Word for word, print the entries that follow.
*** Recorded data ***
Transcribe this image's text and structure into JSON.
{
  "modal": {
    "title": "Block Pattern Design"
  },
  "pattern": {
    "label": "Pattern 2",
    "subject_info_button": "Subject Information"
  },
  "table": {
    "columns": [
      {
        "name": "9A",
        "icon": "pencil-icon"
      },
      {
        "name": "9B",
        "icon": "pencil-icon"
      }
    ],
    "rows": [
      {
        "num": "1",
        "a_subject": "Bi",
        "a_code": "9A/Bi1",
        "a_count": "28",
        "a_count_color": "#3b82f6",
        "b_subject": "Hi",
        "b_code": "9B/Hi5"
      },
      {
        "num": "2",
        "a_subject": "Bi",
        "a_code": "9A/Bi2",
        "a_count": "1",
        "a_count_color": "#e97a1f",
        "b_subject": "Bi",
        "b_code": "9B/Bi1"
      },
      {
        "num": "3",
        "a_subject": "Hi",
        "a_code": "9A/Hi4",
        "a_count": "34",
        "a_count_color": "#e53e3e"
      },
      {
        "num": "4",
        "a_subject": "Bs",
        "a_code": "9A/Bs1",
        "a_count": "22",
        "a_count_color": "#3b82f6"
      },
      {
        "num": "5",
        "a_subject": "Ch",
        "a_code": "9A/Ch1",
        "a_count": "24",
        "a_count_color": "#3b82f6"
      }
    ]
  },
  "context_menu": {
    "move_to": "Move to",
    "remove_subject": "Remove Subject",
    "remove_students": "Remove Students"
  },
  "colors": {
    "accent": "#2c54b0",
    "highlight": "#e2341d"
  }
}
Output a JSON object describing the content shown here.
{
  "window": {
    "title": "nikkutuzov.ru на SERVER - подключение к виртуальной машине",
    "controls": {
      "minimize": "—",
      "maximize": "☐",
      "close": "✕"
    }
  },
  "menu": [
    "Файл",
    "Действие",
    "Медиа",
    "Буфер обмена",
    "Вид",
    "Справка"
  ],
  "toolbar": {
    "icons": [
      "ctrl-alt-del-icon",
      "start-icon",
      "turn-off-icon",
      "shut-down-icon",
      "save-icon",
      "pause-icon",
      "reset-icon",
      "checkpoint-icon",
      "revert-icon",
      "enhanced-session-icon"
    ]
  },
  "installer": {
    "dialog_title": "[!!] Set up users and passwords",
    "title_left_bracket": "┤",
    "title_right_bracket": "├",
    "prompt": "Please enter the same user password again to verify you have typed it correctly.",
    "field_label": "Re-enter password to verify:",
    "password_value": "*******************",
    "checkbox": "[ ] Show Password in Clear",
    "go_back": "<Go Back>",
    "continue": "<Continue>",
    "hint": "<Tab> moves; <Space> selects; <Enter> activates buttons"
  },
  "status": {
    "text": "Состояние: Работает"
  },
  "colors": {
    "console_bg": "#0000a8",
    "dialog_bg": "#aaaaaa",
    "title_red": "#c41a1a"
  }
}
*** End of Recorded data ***
■ **Answer below**
Transcribe this image's text and structure into JSON.
{
  "modal": {
    "title": "Block Pattern Design"
  },
  "pattern": {
    "label": "Pattern 2",
    "subject_info_button": "Subject Information"
  },
  "table": {
    "columns": [
      {
        "name": "9A",
        "icon": "pencil-icon"
      },
      {
        "name": "9B",
        "icon": "pencil-icon"
      }
    ],
    "rows": [
      {
        "num": "1",
        "a_subject": "Bi",
        "a_code": "9A/Bi1",
        "a_count": "28",
        "a_count_color": "#3b82f6",
        "b_subject": "Hi",
        "b_code": "9B/Hi5"
      },
      {
        "num": "2",
        "a_subject": "Bi",
        "a_code": "9A/Bi2",
        "a_count": "1",
        "a_count_color": "#e97a1f",
        "b_subject": "Bi",
        "b_code": "9B/Bi1"
      },
      {
        "num": "3",
        "a_subject": "Hi",
        "a_code": "9A/Hi4",
        "a_count": "34",
        "a_count_color": "#e53e3e"
      },
      {
        "num": "4",
        "a_subject": "Bs",
        "a_code": "9A/Bs1",
        "a_count": "22",
        "a_count_color": "#3b82f6"
      },
      {
        "num": "5",
        "a_subject": "Ch",
        "a_code": "9A/Ch1",
        "a_count": "24",
        "a_count_color": "#3b82f6"
      }
    ]
  },
  "context_menu": {
    "move_to": "Move to",
    "remove_subject": "Remove Subject",
    "remove_students": "Remove Students"
  },
  "colors": {
    "accent": "#2c54b0",
    "highlight": "#e2341d"
  }
}
Output a JSON object describing the content shown here.
{
  "window": {
    "title": "nikkutuzov.ru на SERVER - подключение к виртуальной машине",
    "controls": {
      "minimize": "—",
      "maximize": "☐",
      "close": "✕"
    }
  },
  "menu": [
    "Файл",
    "Действие",
    "Медиа",
    "Буфер обмена",
    "Вид",
    "Справка"
  ],
  "toolbar": {
    "icons": [
      "ctrl-alt-del-icon",
      "start-icon",
      "turn-off-icon",
      "shut-down-icon",
      "save-icon",
      "pause-icon",
      "reset-icon",
      "checkpoint-icon",
      "revert-icon",
      "enhanced-session-icon"
    ]
  },
  "installer": {
    "dialog_title": "[!!] Set up users and passwords",
    "title_left_bracket": "┤",
    "title_right_bracket": "├",
    "prompt": "Please enter the same user password again to verify you have typed it correctly.",
    "field_label": "Re-enter password to verify:",
    "password_value": "*******************",
    "checkbox": "[ ] Show Password in Clear",
    "go_back": "<Go Back>",
    "continue": "<Continue>",
    "hint": "<Tab> moves; <Space> selects; <Enter> activates buttons"
  },
  "status": {
    "text": "Состояние: Работает"
  },
  "colors": {
    "console_bg": "#0000a8",
    "dialog_bg": "#aaaaaa",
    "title_red": "#c41a1a"
  }
}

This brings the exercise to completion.